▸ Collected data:
= = =

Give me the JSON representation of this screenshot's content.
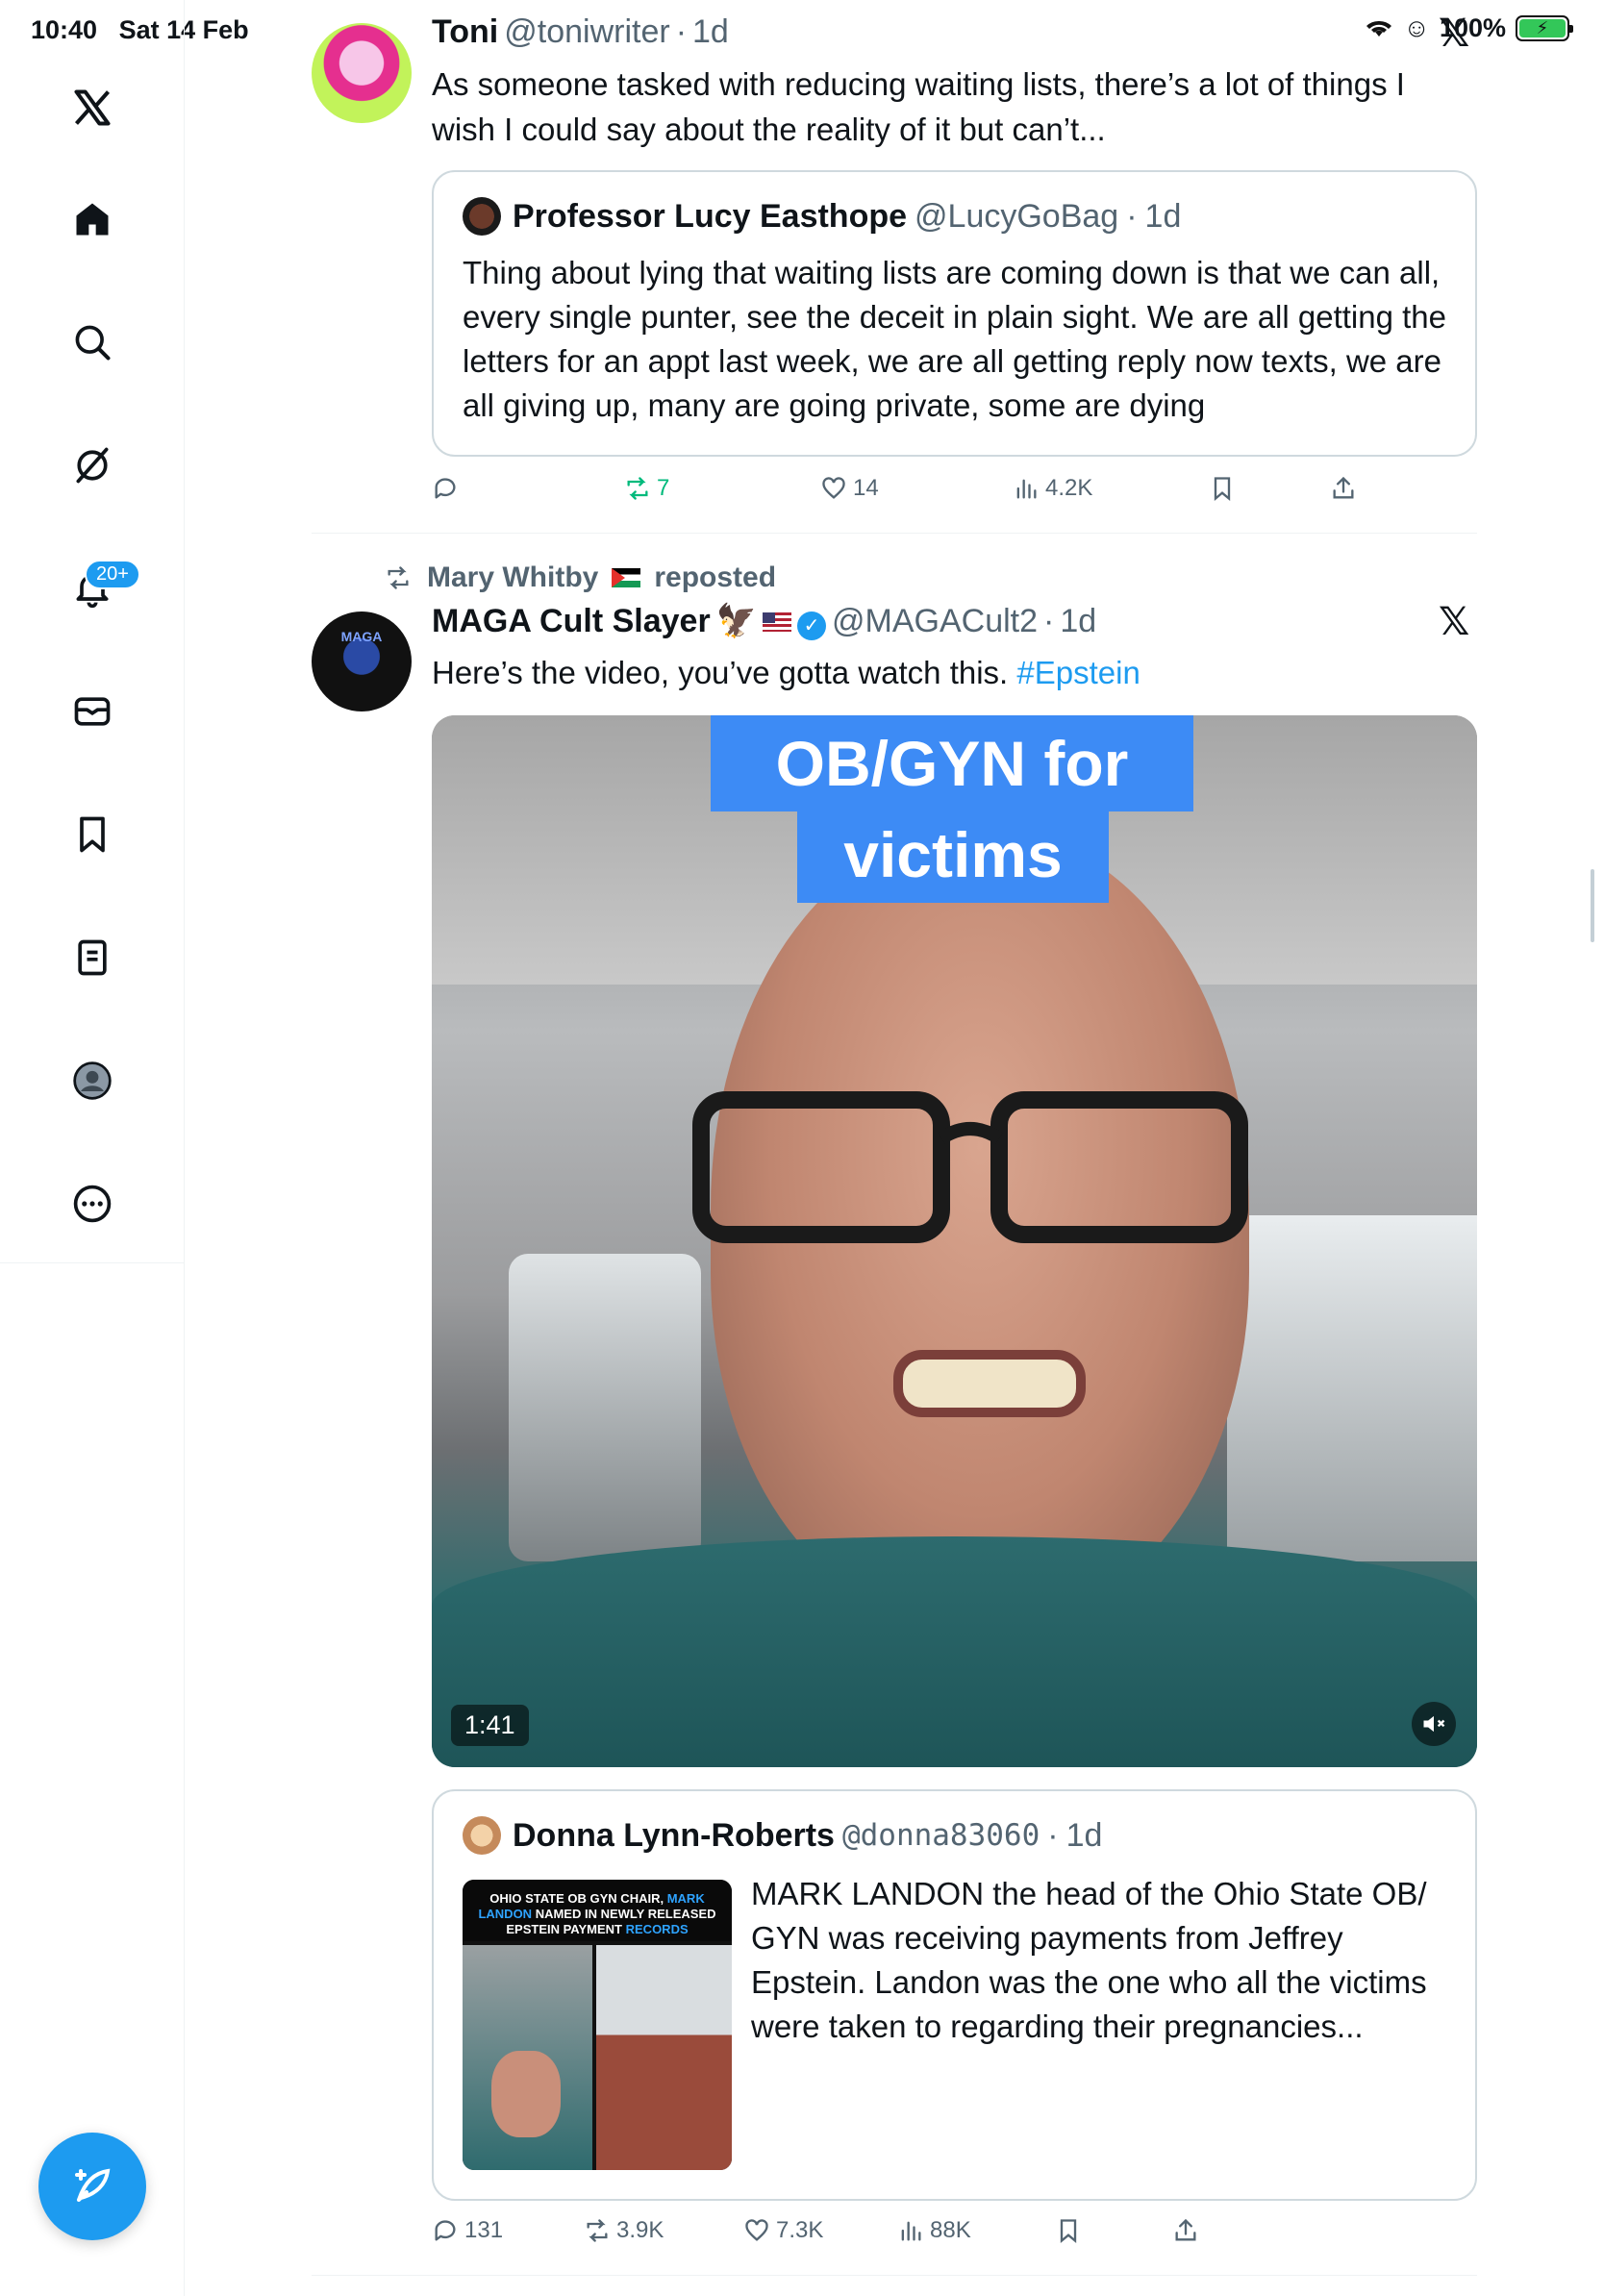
{
  "status_bar": {
    "time": "10:40",
    "date": "Sat 14 Feb",
    "battery": "100%",
    "battery_level": 1.0
  },
  "sidebar": {
    "items": [
      {
        "name": "x-logo-icon"
      },
      {
        "name": "home-icon"
      },
      {
        "name": "search-icon"
      },
      {
        "name": "grok-icon"
      },
      {
        "name": "notifications-icon"
      },
      {
        "name": "messages-icon"
      },
      {
        "name": "bookmarks-icon"
      },
      {
        "name": "lists-icon"
      },
      {
        "name": "profile-icon"
      },
      {
        "name": "more-icon"
      }
    ],
    "notifications_badge": "20+"
  },
  "tweets": [
    {
      "name": "Toni",
      "handle": "@toniwriter",
      "time": "1d",
      "text": "As someone tasked with reducing waiting lists, there’s a lot of things I wish I could say about the reality of it but can’t...",
      "quote": {
        "name": "Professor Lucy Easthope",
        "handle": "@LucyGoBag",
        "time": "1d",
        "text": "Thing about lying that waiting lists are coming down is that we can all, every single punter, see the deceit in plain sight. We are all getting the letters for an appt last week, we are all getting reply now texts, we are all giving up, many are going private, some are dying"
      },
      "actions": {
        "reply": "",
        "repost": "7",
        "like": "14",
        "views": "4.2K"
      }
    },
    {
      "reposted_by": "Mary Whitby",
      "reposted_label": "reposted",
      "name": "MAGA Cult Slayer",
      "handle": "@MAGACult2",
      "time": "1d",
      "avatar_text": "MAGA",
      "text_main": "Here’s the video, you’ve gotta watch this.",
      "hashtag": "#Epstein",
      "video": {
        "caption_line1": "OB/GYN for",
        "caption_line2": "victims",
        "duration": "1:41"
      },
      "quote": {
        "name": "Donna Lynn-Roberts",
        "handle": "@donna83060",
        "time": "1d",
        "thumb_title_1": "OHIO STATE OB GYN CHAIR,",
        "thumb_title_highlight": "MARK LANDON",
        "thumb_title_2": "NAMED IN NEWLY RELEASED EPSTEIN PAYMENT",
        "thumb_title_highlight2": "RECORDS",
        "text": "MARK LANDON the head of the Ohio State OB/ GYN was receiving payments from Jeffrey Epstein. Landon was the one who all the victims were taken to regarding their pregnancies..."
      },
      "actions": {
        "reply": "131",
        "repost": "3.9K",
        "like": "7.3K",
        "views": "88K"
      }
    }
  ],
  "colors": {
    "accent": "#1d9bf0",
    "muted": "#536471",
    "repost_green": "#00ba7c"
  }
}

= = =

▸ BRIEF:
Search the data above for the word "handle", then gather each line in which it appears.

▸ TASK SOLUTION:
      "handle": "@toniwriter",
        "handle": "@LucyGoBag",
      "handle": "@MAGACult2",
        "handle": "@donna83060",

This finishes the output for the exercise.